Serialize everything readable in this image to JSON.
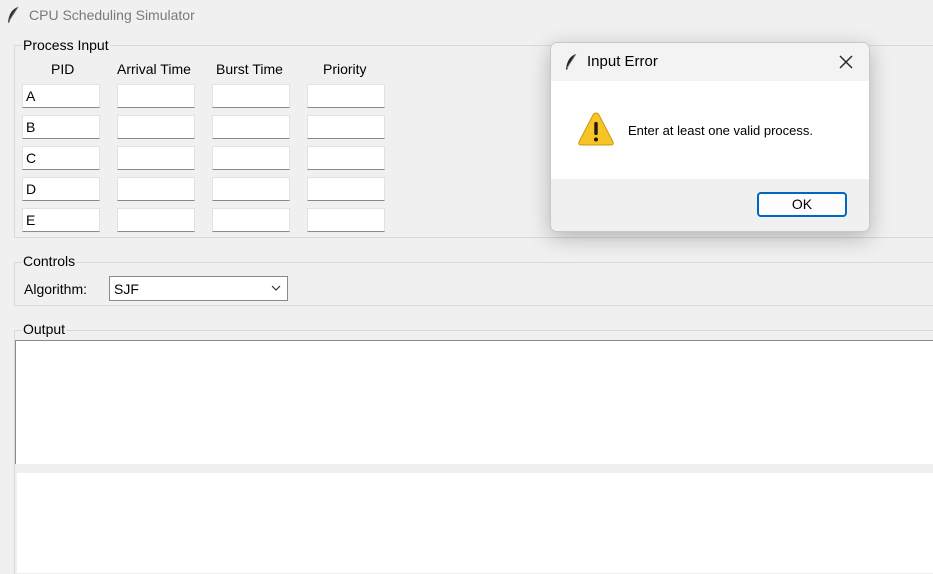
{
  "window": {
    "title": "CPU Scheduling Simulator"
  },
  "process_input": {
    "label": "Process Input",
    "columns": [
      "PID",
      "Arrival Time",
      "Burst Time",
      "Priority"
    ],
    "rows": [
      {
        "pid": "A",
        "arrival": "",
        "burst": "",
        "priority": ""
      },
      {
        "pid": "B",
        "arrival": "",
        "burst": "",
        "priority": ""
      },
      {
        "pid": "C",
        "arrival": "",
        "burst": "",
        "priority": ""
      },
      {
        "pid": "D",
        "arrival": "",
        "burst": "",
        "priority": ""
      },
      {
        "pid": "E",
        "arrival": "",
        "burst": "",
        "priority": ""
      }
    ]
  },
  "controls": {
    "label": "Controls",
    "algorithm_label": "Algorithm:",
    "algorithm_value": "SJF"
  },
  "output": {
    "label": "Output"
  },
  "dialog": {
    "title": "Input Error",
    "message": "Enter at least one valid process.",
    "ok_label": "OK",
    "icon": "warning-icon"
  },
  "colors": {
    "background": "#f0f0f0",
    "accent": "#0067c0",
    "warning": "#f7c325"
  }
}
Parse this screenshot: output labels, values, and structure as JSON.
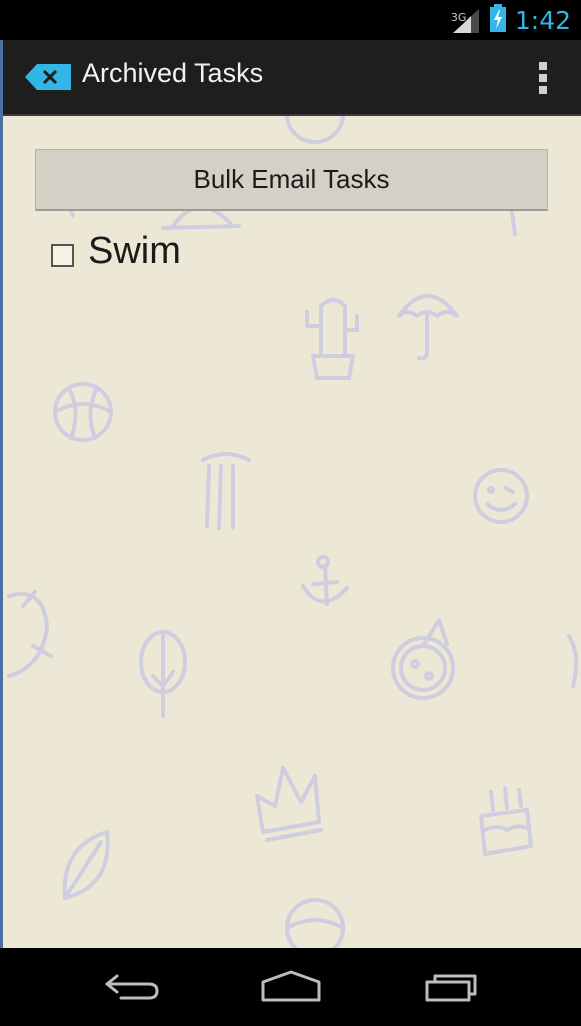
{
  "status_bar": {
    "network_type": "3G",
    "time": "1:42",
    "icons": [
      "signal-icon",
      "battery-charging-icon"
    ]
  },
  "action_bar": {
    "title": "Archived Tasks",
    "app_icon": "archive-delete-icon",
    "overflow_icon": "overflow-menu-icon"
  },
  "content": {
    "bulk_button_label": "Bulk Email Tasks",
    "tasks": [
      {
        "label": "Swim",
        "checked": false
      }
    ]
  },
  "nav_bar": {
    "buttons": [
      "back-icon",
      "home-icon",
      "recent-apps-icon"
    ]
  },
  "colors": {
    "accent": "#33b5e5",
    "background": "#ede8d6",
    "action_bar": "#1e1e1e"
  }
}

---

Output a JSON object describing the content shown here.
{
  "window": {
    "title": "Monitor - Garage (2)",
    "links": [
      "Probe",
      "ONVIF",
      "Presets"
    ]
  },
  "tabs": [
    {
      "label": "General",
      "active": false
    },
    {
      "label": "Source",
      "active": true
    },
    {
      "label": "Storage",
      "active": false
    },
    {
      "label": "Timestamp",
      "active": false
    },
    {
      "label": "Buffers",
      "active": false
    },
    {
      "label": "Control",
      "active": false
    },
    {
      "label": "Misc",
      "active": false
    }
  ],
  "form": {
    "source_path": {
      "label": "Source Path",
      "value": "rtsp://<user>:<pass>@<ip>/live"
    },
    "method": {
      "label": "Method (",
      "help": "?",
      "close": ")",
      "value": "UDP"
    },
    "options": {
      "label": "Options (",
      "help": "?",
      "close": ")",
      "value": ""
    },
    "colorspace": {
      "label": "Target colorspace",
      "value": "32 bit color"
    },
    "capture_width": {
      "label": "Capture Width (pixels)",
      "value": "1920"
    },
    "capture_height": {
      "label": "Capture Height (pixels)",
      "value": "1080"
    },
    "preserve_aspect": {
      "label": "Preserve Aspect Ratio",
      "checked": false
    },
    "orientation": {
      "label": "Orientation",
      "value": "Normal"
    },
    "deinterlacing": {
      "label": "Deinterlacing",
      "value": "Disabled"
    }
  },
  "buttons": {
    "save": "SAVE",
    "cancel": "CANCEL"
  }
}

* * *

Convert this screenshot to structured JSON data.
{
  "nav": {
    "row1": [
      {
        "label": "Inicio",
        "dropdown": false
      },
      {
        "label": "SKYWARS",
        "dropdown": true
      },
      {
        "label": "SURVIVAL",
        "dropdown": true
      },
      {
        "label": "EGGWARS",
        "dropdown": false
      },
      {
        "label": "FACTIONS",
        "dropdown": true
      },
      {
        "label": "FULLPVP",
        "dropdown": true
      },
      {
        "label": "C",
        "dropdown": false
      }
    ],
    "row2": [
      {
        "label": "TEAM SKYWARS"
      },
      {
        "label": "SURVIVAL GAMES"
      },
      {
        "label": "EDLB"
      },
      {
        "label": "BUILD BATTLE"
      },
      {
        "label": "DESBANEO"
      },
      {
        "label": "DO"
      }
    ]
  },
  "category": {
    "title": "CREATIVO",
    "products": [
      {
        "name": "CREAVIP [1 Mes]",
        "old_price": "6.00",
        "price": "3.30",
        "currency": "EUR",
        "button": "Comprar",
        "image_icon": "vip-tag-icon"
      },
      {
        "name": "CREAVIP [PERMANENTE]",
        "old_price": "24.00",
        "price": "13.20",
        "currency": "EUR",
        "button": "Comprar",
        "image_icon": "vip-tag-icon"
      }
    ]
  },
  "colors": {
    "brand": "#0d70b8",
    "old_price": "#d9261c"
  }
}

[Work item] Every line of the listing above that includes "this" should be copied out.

[Output of the task]
Serialize everything readable in this image to JSON.
Parse this screenshot: output labels, values, and structure as JSON.
Convert this screenshot to structured JSON data.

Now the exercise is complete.